TRY IT
Look through the data below for the string "JSON", and copy every line where it turns up.

===== EXTRACTED ENTRIES =====

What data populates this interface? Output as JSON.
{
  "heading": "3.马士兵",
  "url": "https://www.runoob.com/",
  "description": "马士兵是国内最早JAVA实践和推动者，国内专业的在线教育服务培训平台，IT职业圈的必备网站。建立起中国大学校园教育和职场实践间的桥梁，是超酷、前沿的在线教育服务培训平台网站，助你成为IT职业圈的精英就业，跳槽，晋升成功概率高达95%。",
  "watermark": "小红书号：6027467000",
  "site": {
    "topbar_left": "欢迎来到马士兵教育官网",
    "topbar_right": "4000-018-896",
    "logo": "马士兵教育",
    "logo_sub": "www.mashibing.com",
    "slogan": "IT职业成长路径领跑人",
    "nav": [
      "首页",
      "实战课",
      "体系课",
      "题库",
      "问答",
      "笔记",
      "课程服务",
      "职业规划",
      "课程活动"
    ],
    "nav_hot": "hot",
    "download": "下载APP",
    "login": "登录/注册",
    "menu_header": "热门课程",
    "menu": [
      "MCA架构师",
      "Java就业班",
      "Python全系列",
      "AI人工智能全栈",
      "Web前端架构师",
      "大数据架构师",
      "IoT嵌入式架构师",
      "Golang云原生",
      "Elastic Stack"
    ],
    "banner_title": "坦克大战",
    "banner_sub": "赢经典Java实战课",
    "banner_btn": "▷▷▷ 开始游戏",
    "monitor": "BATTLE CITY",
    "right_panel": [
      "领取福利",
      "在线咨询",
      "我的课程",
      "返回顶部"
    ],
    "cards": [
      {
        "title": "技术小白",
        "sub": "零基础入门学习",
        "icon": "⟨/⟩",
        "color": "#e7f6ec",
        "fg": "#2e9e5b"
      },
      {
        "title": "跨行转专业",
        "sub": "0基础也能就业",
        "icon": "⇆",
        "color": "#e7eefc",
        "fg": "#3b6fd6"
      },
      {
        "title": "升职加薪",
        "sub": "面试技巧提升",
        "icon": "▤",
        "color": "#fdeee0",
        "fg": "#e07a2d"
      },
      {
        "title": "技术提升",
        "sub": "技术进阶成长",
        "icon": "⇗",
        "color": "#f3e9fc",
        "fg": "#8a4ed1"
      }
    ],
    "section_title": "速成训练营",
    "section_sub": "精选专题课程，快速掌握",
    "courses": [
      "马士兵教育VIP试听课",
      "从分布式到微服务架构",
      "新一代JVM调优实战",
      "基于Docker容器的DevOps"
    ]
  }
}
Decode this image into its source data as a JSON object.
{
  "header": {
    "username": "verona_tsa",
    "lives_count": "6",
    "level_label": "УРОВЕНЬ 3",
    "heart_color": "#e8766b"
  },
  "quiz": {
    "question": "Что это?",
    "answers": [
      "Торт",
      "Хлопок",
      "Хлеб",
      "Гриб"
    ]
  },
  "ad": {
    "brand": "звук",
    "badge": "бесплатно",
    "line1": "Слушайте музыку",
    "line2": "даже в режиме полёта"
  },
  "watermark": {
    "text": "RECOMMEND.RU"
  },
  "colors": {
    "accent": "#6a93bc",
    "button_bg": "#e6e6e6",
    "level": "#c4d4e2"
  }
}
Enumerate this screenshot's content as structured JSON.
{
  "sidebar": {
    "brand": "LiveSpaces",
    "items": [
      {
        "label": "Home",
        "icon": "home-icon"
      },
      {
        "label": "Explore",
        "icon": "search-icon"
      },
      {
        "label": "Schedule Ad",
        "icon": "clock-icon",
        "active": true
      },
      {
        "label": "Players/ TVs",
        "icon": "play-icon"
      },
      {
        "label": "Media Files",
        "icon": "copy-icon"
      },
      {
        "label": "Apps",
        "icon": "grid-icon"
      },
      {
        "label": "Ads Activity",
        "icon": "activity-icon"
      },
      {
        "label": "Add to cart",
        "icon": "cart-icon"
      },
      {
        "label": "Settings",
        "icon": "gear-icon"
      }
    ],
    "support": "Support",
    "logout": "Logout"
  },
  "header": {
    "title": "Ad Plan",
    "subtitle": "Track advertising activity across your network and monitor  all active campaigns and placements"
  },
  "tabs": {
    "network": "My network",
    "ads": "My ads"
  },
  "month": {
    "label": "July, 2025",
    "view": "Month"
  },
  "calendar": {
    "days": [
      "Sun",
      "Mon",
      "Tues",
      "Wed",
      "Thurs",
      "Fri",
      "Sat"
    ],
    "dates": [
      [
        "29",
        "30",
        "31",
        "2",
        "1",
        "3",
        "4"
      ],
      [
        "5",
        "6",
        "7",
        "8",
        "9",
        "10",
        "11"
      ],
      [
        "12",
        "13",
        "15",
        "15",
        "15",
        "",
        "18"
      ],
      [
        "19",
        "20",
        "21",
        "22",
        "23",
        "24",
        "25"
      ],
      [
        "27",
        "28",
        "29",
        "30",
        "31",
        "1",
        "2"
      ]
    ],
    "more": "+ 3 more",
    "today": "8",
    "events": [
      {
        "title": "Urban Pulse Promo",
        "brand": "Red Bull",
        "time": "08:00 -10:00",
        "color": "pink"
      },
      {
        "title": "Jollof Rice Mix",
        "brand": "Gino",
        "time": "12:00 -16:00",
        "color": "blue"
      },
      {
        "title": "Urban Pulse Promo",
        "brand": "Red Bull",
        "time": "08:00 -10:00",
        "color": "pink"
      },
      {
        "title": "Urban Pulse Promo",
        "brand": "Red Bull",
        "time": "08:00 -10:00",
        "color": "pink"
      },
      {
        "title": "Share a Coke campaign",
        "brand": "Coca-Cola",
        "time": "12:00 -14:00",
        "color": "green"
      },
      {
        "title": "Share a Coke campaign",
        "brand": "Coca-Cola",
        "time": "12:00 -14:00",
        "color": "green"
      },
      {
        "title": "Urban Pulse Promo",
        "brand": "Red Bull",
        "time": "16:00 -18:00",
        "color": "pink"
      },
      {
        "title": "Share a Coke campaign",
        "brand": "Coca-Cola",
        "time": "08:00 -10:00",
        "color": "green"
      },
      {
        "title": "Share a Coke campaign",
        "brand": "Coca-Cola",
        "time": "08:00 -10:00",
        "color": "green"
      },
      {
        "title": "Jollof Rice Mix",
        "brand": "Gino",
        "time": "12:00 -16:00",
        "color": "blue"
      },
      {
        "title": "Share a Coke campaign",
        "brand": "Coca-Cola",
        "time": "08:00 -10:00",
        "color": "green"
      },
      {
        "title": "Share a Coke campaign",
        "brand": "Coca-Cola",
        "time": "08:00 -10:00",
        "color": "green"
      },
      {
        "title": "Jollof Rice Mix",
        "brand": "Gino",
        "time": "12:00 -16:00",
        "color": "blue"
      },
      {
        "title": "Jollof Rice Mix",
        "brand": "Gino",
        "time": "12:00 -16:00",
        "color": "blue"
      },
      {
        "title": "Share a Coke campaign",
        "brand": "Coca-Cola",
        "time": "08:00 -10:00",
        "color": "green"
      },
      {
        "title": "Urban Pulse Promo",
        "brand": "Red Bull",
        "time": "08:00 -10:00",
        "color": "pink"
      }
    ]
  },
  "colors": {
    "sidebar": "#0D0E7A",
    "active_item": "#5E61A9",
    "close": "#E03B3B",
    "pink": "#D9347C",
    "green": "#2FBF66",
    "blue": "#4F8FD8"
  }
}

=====

RESPONSE AREA
What data populates this interface? Output as JSON.
Decode this image into its source data as a JSON object.
Enumerate this screenshot's content as structured JSON.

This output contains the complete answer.